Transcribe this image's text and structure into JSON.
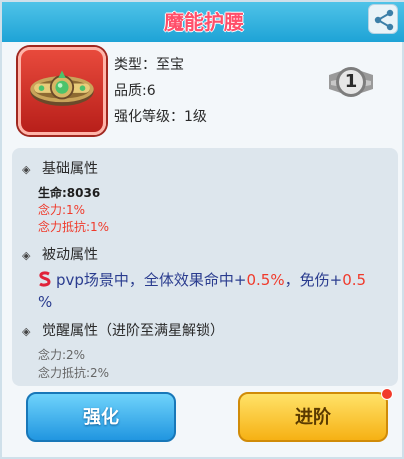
{
  "title": "魔能护腰",
  "item": {
    "type_line": "类型：至宝",
    "quality_line": "品质:6",
    "level_line": "强化等级：1级",
    "rank": "1"
  },
  "base_attrs": {
    "heading": "基础属性",
    "lines": [
      "生命:8036",
      "念力:1%",
      "念力抵抗:1%"
    ]
  },
  "passive": {
    "heading": "被动属性",
    "text_a": "pvp场景中，全体效果命中+",
    "num_a": "0.5%",
    "text_b": "，免伤+",
    "num_b": "0.5",
    "text_c": "%"
  },
  "awaken": {
    "heading": "觉醒属性（进阶至满星解锁）",
    "lines": [
      "念力:2%",
      "念力抵抗:2%"
    ]
  },
  "buttons": {
    "strengthen": "强化",
    "advance": "进阶"
  }
}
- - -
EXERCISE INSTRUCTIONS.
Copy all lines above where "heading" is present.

WORKED SOLUTION.
    "heading": "基础属性",
    "heading": "被动属性",
    "heading": "觉醒属性（进阶至满星解锁）",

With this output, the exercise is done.